  • Legislation should require public awareness programs on domestic violence and dowry-related violence. (See: law of Spain; law of India, Ch. III, para. 11; UN Handbook 3.5.2; and Council of Europe General Recommendation (2002)5, Appendix, paras. 6-13) Legislation should engage, collaborate with and provide funding to NGOs and advocates that conduct various public awareness campaigns on violence against women. For example, SACHET of Pakistan runs a Fight against Dowry campaign; Rozan carries out its Munsalik campaign to sensitize and train media on gender-sensitive reporting; Ain o Salish Kendra of Bangladesh has a human rights awareness unit that coordinates school theatrical and cultural groups with training on human rights, gender and acting; provides training on human rights and gender to students, teachers and theater groups; organizes study groups and debates, and; coordinates festivals and events.

 

Example: The village of Nilambur, India, has undertaken a campaign to become a dowry-free village. The campaign began with a 3-day workshop bringing together religious leaders, youth and women to discuss the problem of dowry and pledge to not accept or give dowry. The campaign also fostered dialogue with religious leaders to gain their support in opposing dowry practices, as well as opened up discussions about the need to protect women’s property rights. The campaign engaged Mahal committees, which often formalize marriages, in discussions to gain their support for the campaign. Public village meetings, with strong participation by women, discussed dowry, desertion and child marriages. The village launched the campaign, with parliamentary members, elected representatives, and religious leaders in attendance. Cultural events, celebrations, workshops, and theater performances followed.
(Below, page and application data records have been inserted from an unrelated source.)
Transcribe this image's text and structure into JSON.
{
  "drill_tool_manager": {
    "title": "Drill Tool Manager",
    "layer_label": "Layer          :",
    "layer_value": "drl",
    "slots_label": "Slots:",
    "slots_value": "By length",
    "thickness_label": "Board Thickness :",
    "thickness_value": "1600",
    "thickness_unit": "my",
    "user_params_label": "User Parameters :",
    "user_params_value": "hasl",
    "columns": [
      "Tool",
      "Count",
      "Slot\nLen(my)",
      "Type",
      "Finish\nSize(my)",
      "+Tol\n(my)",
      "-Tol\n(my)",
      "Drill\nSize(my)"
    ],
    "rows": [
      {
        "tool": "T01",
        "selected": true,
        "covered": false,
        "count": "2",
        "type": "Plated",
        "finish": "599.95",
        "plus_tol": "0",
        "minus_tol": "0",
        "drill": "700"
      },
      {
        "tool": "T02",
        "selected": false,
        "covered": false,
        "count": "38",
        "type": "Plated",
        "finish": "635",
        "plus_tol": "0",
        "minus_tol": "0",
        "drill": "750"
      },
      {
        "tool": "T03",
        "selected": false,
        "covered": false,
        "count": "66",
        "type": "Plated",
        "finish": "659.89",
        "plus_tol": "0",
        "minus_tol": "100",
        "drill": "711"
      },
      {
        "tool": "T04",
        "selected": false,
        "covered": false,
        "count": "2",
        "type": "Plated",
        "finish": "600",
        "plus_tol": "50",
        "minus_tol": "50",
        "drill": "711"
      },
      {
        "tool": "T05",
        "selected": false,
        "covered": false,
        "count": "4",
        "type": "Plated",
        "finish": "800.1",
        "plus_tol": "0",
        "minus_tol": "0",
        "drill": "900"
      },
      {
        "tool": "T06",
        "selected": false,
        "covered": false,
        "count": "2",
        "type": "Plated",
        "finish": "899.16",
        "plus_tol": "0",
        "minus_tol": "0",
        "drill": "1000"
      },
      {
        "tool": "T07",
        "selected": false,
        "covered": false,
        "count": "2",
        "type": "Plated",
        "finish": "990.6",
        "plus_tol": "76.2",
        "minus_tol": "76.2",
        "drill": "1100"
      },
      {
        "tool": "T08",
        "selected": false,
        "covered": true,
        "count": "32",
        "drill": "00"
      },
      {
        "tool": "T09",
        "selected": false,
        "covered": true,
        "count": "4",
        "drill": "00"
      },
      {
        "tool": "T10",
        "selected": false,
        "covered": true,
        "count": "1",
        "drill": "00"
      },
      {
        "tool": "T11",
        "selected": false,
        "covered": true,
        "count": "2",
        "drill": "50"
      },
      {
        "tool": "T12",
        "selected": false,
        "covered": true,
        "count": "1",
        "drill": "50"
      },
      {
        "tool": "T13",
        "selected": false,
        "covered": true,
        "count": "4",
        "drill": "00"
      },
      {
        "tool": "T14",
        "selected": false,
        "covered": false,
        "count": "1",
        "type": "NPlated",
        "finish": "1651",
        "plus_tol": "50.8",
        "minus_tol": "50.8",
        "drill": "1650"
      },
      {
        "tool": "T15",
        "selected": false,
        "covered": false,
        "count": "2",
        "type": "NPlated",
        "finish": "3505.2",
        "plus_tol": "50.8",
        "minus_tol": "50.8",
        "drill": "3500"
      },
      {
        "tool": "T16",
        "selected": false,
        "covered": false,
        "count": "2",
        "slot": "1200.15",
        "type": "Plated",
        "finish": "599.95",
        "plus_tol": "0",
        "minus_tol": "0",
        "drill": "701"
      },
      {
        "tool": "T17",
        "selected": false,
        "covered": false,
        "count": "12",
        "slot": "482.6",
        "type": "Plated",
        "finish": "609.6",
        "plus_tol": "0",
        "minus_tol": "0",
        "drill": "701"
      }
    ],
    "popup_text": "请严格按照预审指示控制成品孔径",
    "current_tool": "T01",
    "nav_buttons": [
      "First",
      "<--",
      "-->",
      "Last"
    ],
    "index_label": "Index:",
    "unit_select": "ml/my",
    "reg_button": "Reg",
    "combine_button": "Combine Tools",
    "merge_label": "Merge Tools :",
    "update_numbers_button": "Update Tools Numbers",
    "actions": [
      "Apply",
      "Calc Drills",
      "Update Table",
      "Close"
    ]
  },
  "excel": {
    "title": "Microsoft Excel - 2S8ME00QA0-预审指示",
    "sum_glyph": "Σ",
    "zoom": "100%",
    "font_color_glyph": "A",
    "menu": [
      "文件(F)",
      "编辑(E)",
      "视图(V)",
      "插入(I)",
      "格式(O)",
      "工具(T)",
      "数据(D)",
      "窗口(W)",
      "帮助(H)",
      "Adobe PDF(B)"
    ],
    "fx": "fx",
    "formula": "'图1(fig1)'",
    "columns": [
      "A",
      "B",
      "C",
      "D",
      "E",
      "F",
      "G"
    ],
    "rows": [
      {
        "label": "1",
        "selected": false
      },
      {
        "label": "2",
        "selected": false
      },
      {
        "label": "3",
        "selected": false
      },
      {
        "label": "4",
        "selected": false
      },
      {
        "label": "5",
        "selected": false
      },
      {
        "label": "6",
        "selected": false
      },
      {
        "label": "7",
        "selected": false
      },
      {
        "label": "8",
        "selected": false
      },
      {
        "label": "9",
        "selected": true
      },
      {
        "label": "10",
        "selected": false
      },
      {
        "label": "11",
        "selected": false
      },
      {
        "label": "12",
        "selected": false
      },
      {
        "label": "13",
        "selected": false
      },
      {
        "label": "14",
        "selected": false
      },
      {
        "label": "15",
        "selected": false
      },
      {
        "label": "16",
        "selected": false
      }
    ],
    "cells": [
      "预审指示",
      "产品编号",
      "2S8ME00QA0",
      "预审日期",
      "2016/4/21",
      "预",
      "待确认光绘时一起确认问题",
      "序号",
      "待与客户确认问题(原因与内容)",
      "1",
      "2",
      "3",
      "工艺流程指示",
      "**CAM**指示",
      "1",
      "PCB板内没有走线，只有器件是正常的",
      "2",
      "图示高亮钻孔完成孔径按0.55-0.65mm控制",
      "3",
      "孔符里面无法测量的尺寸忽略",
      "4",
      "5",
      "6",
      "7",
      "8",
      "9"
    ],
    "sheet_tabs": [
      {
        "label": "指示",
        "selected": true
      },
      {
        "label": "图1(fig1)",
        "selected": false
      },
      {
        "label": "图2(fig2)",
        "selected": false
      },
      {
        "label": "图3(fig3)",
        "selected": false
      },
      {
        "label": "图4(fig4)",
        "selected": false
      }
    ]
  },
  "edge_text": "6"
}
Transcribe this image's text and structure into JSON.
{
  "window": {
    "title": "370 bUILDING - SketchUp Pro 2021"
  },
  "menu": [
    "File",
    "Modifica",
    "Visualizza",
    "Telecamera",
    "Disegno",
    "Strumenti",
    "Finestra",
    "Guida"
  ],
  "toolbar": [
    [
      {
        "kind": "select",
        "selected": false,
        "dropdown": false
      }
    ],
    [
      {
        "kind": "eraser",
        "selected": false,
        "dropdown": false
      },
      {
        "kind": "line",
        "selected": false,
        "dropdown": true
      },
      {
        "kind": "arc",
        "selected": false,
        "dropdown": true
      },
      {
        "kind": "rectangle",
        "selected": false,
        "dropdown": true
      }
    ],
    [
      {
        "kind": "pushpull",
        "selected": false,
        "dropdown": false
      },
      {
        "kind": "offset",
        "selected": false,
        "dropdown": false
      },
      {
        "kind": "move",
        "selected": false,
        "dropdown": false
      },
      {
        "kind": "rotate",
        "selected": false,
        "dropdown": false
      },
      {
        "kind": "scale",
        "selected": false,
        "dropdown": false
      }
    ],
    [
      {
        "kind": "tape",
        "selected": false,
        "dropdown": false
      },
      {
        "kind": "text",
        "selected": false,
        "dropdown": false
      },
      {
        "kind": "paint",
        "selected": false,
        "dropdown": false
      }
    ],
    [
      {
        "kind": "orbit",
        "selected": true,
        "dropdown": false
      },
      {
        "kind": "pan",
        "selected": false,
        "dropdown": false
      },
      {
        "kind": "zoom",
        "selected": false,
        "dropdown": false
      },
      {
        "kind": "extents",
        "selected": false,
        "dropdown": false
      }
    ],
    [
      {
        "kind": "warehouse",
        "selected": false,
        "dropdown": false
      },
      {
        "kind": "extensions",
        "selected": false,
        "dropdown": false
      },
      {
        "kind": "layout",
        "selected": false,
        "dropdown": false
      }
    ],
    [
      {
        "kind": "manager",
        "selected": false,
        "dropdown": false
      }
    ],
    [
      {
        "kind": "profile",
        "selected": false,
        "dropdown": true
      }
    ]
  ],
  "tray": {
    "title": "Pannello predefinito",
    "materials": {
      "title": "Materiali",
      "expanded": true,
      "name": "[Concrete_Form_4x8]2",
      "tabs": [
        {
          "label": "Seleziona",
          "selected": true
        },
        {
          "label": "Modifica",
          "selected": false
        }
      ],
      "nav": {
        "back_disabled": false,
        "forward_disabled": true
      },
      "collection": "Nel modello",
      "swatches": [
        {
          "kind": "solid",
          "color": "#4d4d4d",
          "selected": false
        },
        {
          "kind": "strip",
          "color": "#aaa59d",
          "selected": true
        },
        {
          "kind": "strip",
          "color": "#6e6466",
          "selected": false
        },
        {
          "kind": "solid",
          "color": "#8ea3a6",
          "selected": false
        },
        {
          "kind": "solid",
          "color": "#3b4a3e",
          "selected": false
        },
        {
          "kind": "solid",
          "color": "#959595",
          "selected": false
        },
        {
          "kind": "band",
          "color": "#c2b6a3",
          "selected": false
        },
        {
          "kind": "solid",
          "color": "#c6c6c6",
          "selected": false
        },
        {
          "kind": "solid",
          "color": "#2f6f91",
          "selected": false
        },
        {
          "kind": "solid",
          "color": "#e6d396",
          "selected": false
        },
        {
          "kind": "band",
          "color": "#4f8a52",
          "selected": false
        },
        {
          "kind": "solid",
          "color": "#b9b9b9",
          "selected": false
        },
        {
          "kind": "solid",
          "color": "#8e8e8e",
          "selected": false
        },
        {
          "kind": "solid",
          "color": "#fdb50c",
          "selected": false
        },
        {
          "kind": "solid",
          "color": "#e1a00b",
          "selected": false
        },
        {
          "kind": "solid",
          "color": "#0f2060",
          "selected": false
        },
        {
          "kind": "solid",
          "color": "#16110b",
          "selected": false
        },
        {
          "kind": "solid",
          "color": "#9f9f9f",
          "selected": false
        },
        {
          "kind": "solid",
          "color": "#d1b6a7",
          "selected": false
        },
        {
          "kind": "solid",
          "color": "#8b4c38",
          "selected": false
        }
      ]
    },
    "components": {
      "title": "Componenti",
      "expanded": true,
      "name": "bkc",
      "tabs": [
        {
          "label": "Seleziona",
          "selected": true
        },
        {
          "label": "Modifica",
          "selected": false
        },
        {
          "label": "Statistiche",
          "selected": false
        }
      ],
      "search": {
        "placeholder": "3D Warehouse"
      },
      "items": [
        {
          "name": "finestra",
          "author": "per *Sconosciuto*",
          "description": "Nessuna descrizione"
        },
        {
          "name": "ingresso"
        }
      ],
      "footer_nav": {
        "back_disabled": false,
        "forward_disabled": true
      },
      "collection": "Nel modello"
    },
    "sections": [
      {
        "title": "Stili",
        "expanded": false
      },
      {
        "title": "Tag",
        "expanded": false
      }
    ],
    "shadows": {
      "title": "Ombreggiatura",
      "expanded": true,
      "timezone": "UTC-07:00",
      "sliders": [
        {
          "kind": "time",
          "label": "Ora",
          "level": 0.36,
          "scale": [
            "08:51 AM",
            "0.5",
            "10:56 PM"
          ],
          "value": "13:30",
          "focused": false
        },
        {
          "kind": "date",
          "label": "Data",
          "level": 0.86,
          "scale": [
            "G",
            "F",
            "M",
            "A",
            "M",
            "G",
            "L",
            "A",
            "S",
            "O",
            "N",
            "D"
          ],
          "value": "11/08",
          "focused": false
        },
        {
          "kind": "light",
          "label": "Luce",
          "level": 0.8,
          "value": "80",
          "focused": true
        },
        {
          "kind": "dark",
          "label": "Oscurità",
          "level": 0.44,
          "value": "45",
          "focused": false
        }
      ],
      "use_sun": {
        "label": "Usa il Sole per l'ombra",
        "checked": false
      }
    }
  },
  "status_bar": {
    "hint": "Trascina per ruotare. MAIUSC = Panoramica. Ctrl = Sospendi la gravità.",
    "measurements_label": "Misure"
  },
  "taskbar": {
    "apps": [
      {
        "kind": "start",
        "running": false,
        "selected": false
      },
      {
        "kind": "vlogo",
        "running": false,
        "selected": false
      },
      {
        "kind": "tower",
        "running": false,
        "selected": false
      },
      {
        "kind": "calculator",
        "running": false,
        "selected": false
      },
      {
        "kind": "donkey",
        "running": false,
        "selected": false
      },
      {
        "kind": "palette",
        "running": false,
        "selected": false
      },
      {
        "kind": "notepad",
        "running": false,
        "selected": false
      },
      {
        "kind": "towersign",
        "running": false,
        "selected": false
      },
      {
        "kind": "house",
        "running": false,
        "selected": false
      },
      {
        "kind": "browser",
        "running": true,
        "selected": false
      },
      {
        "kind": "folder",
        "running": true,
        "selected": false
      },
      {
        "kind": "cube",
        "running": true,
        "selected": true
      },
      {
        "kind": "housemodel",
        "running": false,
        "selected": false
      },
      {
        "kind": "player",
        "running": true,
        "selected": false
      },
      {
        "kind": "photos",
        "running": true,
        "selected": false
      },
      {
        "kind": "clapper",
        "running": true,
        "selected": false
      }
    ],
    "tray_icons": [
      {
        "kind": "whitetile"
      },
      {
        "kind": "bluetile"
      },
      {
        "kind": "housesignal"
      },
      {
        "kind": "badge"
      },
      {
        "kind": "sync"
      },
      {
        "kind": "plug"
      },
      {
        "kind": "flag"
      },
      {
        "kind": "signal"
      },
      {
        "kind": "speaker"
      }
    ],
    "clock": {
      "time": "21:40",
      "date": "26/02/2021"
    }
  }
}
On June 13, 2009, official registration for a dowry-free panchayat by women and men, ages 14 to 30 years, began and registrants include their opinions about dowry, as well as the reasons behind divorce or desertion by women. People may continue to register online on the campaign’s website. Ultimately, the plan is for registration to lead to vocational training for women whose husbands have left them and widows, career and marital counseling for youth, and vigilance committees for women victims of violence and discrimination, and gender desks in schools to address discrimination and violence. This campaign incorporates important elements: participation and involvement of women and youth, dialogue with and engagement of religious leaders, public awareness campaigns, discussions of root causes of violence against women, an open and ongoing commitment to the campaign by women and men, and empowerment programs for women.

 

  • Legislation should require education on domestic violence, dowry-related violence and discrimination against women for all grade levels which includes information on relevant laws. (See: Council of Europe General Recommendation (2002)5, Appendix, 14-16; UN Handbook 3.5.3; and the law of Spain, which includes detailed provisions for inclusion of information on gender violence at all levels of its educational curricula, including training of teachers. Article 4, Article 7) See also Knowledge Module on Education (forthcoming)